_Listed entries_.
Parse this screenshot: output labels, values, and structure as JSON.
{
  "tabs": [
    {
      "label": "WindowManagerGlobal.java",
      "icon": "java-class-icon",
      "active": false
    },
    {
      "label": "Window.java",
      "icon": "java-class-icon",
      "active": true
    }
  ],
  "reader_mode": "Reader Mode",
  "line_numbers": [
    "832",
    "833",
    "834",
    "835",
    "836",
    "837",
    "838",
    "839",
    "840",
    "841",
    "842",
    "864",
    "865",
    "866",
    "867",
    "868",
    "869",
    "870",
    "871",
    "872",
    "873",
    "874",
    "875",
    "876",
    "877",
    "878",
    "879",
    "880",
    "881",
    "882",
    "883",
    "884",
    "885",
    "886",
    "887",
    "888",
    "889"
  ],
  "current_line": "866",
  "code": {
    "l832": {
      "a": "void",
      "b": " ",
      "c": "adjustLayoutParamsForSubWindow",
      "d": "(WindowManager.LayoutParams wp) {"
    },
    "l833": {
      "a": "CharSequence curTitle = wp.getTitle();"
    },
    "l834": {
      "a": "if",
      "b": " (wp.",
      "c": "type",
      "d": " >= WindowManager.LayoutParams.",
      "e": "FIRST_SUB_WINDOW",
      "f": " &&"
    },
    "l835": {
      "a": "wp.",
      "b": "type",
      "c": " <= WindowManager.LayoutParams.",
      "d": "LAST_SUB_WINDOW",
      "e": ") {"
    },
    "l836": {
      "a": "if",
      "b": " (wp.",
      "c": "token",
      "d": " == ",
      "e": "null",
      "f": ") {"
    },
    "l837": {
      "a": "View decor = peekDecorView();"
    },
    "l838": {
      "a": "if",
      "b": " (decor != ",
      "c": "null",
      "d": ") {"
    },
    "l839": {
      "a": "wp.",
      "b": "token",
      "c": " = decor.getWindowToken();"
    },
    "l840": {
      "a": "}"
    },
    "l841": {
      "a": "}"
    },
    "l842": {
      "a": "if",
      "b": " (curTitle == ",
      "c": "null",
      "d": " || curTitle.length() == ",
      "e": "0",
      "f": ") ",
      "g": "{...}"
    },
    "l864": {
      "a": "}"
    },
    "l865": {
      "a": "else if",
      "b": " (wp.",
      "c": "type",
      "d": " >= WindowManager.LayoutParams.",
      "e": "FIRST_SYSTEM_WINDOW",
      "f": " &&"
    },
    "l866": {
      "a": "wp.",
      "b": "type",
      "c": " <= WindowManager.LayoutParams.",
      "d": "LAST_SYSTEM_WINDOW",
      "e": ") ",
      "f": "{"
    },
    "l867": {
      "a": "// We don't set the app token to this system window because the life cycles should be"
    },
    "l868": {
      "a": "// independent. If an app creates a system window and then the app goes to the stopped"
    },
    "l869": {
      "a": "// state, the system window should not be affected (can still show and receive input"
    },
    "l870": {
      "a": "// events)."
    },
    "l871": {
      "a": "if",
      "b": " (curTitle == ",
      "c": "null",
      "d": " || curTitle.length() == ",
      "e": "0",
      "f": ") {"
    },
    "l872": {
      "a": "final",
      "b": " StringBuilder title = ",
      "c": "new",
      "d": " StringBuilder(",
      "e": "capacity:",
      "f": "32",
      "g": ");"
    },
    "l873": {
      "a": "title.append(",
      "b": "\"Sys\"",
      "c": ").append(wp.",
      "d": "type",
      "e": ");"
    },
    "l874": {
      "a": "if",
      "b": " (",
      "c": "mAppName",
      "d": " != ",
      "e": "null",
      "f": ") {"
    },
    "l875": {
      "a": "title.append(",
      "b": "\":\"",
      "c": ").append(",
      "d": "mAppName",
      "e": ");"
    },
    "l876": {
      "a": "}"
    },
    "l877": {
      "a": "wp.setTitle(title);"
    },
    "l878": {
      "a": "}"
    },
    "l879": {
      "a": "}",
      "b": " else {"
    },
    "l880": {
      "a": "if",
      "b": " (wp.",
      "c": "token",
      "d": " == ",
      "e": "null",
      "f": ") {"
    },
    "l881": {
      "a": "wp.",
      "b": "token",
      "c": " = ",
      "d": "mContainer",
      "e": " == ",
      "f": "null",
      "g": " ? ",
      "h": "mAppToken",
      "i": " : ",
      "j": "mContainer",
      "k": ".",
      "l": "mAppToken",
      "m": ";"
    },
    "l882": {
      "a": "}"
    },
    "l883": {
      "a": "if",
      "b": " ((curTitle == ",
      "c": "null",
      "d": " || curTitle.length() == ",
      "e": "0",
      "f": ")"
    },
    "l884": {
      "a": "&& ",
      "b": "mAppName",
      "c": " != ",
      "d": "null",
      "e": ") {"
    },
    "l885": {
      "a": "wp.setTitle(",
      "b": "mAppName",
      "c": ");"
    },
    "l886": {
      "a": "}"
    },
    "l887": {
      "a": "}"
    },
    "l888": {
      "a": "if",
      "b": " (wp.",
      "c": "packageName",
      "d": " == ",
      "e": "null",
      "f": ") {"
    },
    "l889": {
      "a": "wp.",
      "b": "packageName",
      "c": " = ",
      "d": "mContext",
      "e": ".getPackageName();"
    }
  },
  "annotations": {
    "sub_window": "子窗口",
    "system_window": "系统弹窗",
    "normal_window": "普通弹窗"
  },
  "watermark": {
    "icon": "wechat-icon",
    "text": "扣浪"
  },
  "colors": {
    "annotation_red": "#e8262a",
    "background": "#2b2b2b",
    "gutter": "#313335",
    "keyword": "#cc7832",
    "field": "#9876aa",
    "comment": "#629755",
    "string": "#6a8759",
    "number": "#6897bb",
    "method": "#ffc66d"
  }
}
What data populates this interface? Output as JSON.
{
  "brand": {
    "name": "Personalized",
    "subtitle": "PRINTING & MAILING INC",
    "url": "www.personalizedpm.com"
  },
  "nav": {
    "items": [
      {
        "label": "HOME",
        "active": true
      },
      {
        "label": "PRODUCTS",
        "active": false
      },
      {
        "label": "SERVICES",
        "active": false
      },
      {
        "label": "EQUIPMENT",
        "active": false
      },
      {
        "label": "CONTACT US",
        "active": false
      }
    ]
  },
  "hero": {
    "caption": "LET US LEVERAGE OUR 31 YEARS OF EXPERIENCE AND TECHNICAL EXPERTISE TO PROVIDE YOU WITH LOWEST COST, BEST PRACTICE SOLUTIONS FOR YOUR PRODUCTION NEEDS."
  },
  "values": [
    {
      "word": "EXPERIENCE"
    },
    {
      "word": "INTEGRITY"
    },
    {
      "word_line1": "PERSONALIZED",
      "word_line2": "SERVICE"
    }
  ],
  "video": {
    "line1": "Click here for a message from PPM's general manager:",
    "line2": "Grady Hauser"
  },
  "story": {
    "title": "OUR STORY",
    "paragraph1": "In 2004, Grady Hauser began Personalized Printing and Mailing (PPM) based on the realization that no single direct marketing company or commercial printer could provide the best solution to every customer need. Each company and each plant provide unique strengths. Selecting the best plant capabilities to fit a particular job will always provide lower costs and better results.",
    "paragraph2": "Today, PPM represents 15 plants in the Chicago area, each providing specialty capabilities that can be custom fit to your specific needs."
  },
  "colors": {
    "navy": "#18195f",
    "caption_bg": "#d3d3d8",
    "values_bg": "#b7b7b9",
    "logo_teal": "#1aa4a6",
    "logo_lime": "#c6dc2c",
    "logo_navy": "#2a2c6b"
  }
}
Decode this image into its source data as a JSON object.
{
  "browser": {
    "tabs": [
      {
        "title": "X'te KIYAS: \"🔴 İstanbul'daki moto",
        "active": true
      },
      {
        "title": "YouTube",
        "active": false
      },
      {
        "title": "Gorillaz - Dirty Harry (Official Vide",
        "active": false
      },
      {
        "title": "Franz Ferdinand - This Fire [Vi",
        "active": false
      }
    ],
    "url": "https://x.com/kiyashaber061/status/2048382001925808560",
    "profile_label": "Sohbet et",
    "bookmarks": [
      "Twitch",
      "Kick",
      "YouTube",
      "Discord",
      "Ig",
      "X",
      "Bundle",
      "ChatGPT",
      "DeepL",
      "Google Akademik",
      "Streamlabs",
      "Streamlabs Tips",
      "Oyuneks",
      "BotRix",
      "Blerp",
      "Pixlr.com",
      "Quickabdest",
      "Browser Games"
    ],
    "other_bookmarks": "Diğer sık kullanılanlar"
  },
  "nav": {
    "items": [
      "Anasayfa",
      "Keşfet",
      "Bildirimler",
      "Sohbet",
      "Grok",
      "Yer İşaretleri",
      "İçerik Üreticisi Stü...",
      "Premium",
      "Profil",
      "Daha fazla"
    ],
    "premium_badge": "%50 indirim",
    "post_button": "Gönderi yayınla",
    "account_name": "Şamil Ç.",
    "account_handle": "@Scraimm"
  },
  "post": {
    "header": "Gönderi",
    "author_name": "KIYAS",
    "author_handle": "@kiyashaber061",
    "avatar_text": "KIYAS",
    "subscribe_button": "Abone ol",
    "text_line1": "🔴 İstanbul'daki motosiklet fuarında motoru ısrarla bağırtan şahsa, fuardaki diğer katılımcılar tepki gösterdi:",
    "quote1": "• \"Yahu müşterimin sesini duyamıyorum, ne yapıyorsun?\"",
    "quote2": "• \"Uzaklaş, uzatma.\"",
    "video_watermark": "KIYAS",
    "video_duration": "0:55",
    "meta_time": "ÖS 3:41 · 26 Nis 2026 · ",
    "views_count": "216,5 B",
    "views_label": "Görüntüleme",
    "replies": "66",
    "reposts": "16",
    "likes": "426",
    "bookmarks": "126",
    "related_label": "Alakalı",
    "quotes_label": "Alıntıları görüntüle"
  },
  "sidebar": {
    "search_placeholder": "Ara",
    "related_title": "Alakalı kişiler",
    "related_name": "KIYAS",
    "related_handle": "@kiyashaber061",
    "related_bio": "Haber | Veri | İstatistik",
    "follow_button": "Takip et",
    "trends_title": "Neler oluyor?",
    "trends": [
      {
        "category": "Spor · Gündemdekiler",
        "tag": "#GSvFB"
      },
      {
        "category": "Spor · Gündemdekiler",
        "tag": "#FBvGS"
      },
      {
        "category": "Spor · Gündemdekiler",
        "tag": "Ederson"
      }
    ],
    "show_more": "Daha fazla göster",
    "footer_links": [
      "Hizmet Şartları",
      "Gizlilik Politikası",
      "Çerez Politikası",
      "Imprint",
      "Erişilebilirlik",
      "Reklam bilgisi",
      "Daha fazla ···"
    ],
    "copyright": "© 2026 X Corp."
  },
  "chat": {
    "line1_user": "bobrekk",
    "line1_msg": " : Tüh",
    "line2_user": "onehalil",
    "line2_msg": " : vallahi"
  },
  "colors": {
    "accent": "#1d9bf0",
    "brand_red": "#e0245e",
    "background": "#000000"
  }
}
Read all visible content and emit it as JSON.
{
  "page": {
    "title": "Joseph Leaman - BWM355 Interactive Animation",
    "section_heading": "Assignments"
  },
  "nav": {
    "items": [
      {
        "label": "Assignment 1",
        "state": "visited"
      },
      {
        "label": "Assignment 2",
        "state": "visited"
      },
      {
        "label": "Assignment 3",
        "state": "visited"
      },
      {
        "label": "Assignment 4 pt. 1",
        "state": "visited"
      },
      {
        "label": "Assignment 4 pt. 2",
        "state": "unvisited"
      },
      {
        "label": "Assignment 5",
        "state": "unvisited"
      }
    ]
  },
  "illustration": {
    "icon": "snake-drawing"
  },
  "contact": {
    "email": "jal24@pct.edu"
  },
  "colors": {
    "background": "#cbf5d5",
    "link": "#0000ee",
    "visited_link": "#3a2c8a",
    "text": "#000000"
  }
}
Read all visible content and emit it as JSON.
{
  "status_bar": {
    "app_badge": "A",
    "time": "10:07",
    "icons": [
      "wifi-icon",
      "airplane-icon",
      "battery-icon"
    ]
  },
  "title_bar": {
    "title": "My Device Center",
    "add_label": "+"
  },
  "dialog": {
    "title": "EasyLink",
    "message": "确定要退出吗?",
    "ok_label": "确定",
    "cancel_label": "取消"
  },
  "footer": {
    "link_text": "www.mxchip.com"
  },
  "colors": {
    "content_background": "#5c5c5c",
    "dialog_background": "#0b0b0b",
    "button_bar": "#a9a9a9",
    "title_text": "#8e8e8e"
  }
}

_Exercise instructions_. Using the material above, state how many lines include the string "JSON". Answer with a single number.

_Solution to the problem_. 5